ASKER, Norway – TGS has sold one of its seismic datasets to OGCI Climate Investments’ Net Zero Teesside project, a carbon capture, utilization and storage (CCUS) initiative planned for northeast England.
The client will use the data to verify the feasibility of storing carbon dioxide (CO2) in offshore reservoirs in the Permian gas basin in the Southern North Sea.
Net Zero Teesside has support from BP, Eni, Equinor, Occidental Petroleum, Shell, and Total.
OGCI Climate Investments and its partners are working with the UK government on a supportive policy framework to allow the UK to lead development and export of CCUS technologies globally.
Colin McGill, Net Zero Teesside project director, said: “To be able to remove carbon dioxide emissions and store them deep underground – preventing them from being released into the atmosphere – means we need to be 100% sure that the reservoir chosen is fit-for-purpose.

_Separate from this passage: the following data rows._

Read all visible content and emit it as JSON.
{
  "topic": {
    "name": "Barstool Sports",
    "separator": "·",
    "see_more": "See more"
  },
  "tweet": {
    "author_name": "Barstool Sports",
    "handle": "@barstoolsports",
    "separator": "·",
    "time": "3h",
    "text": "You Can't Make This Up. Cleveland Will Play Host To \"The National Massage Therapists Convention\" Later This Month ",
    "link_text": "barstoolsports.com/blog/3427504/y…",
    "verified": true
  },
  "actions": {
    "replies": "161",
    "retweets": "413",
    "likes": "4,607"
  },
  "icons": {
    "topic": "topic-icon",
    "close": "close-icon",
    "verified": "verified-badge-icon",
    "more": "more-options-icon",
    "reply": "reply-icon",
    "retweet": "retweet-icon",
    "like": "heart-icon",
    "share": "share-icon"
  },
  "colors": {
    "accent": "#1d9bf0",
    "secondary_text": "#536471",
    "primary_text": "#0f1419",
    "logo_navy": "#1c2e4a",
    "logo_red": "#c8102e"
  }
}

“Our agreement with TGS allows us to carefully analyze the geology of the reservoirs and make the correct decisions that will sustain our CCUS operations for millennia to come.”